Task input START

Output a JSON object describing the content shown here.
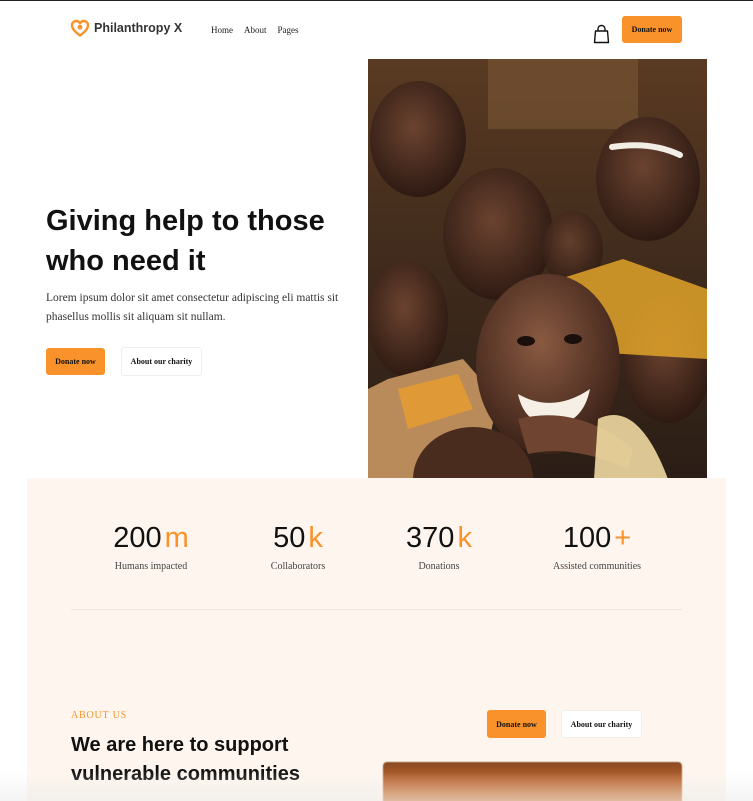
{
  "brand": {
    "name": "Philanthropy X",
    "accent_color": "#f9922a"
  },
  "nav": {
    "items": [
      "Home",
      "About",
      "Pages"
    ]
  },
  "header": {
    "cart_icon": "shopping-bag-icon",
    "donate_label": "Donate now"
  },
  "hero": {
    "title": "Giving help to those who need it",
    "text": "Lorem ipsum dolor sit amet consectetur adipiscing eli mattis sit phasellus mollis sit aliquam sit nullam.",
    "donate_label": "Donate now",
    "about_label": "About our charity"
  },
  "stats": [
    {
      "value": "200",
      "suffix": "m",
      "label": "Humans impacted"
    },
    {
      "value": "50",
      "suffix": "k",
      "label": "Collaborators"
    },
    {
      "value": "370",
      "suffix": "k",
      "label": "Donations"
    },
    {
      "value": "100",
      "suffix": "+",
      "label": "Assisted communities"
    }
  ],
  "about": {
    "eyebrow": "ABOUT US",
    "title": "We are here to support vulnerable communities",
    "donate_label": "Donate now",
    "charity_label": "About our charity"
  }
}
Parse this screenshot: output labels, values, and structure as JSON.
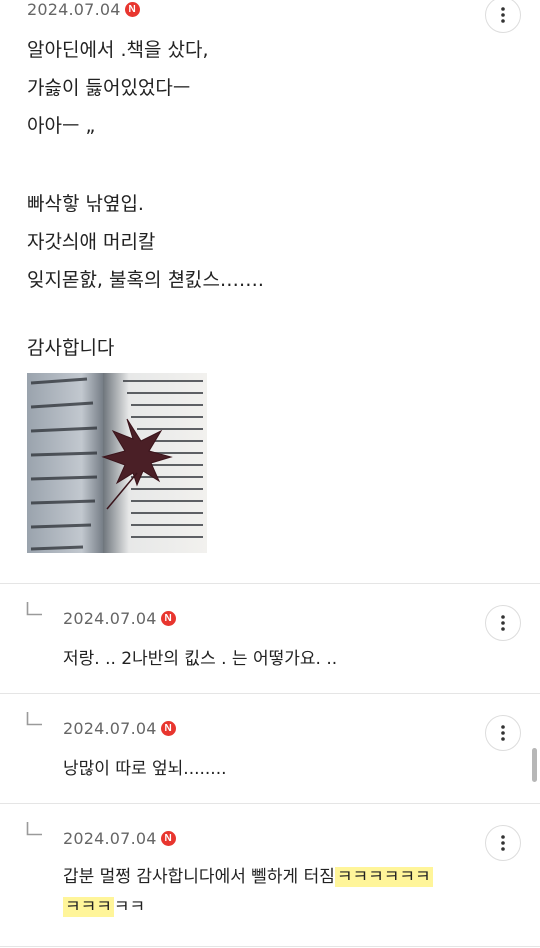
{
  "main_comment": {
    "date": "2024.07.04",
    "badge": "N",
    "lines": [
      "알아딘에서 .책을 샀다,",
      "가슳이 듫어있었다ㅡ",
      "아아ㅡ „",
      "",
      "빠삭핳 낚옆입.",
      "자갓싀애 머리칼",
      "잊지몯핤, 불혹의 쳗킰스…….",
      "",
      ""
    ],
    "thanks": "감사합니다",
    "image_icon": "book-with-maple-leaf-photo"
  },
  "replies": [
    {
      "date": "2024.07.04",
      "badge": "N",
      "text": "저랑. .. 2나반의 킶스 . 는 어떻가요. .."
    },
    {
      "date": "2024.07.04",
      "badge": "N",
      "text": "낭많이 따로 엎뇌........"
    },
    {
      "date": "2024.07.04",
      "badge": "N",
      "text_plain": "갑분 멀쩡 감사합니다에서 뻴하게 터짐",
      "text_hl_1": "ㅋㅋㅋㅋㅋㅋ",
      "text_hl_2": "ㅋㅋㅋ",
      "text_tail": "ㅋㅋ"
    }
  ],
  "colors": {
    "badge": "#e8362f",
    "highlight": "#fff59a",
    "date": "#666666"
  }
}
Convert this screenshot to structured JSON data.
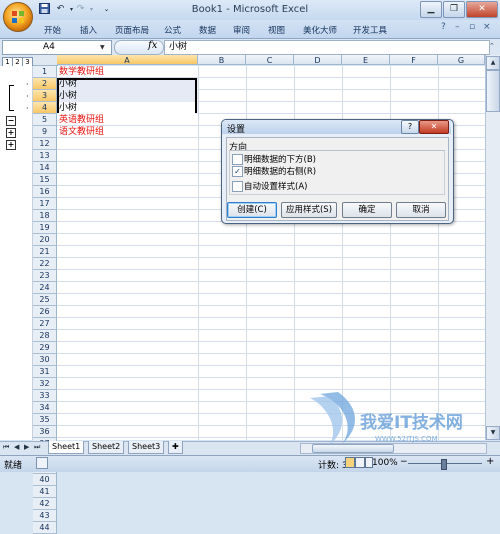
{
  "window": {
    "title": "Book1 - Microsoft Excel"
  },
  "quick_access": [
    "save-icon",
    "undo-icon",
    "redo-icon",
    "customize-icon"
  ],
  "ribbon": {
    "tabs": [
      "开始",
      "插入",
      "页面布局",
      "公式",
      "数据",
      "审阅",
      "视图",
      "美化大师",
      "开发工具"
    ]
  },
  "formula_bar": {
    "name_box": "A4",
    "fx": "fx",
    "content": "小树"
  },
  "outline": {
    "levels": [
      "1",
      "2",
      "3"
    ]
  },
  "columns": [
    "A",
    "B",
    "C",
    "D",
    "E",
    "F",
    "G"
  ],
  "rows": [
    "1",
    "2",
    "3",
    "4",
    "5",
    "9",
    "12",
    "13",
    "14",
    "15",
    "16",
    "17",
    "18",
    "19",
    "20",
    "21",
    "22",
    "23",
    "24",
    "25",
    "26",
    "27",
    "28",
    "29",
    "30",
    "31",
    "32",
    "33",
    "34",
    "35",
    "36",
    "37",
    "38",
    "39",
    "40",
    "41",
    "42",
    "43",
    "44"
  ],
  "cells": {
    "a1": "数学教研组",
    "a2": "小树",
    "a3": "小树",
    "a4": "小树",
    "a5": "英语教研组",
    "a9": "语文教研组"
  },
  "sheets": [
    "Sheet1",
    "Sheet2",
    "Sheet3"
  ],
  "status": {
    "mode": "就绪",
    "count": "计数: 3",
    "zoom": "100%"
  },
  "dialog": {
    "title": "设置",
    "group": "方向",
    "options": [
      {
        "label": "明细数据的下方(B)",
        "checked": false
      },
      {
        "label": "明细数据的右侧(R)",
        "checked": true
      },
      {
        "label": "自动设置样式(A)",
        "checked": false
      }
    ],
    "buttons": {
      "create": "创建(C)",
      "apply": "应用样式(S)",
      "ok": "确定",
      "cancel": "取消"
    }
  },
  "watermark": {
    "text": "我爱IT技术网",
    "sub": "WWW.52ITJS.COM"
  },
  "colors": {
    "red_text": "#e8140f",
    "selection_header": "#f8c767",
    "ribbon": "#c2d6ee"
  }
}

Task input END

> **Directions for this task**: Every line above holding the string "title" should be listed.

> **Output below**:
    "title": "Giving help to those who need it",
    "title": "We are here to support vulnerable communities",
    "title": "Book1 - Microsoft Excel"
    "title": "设置",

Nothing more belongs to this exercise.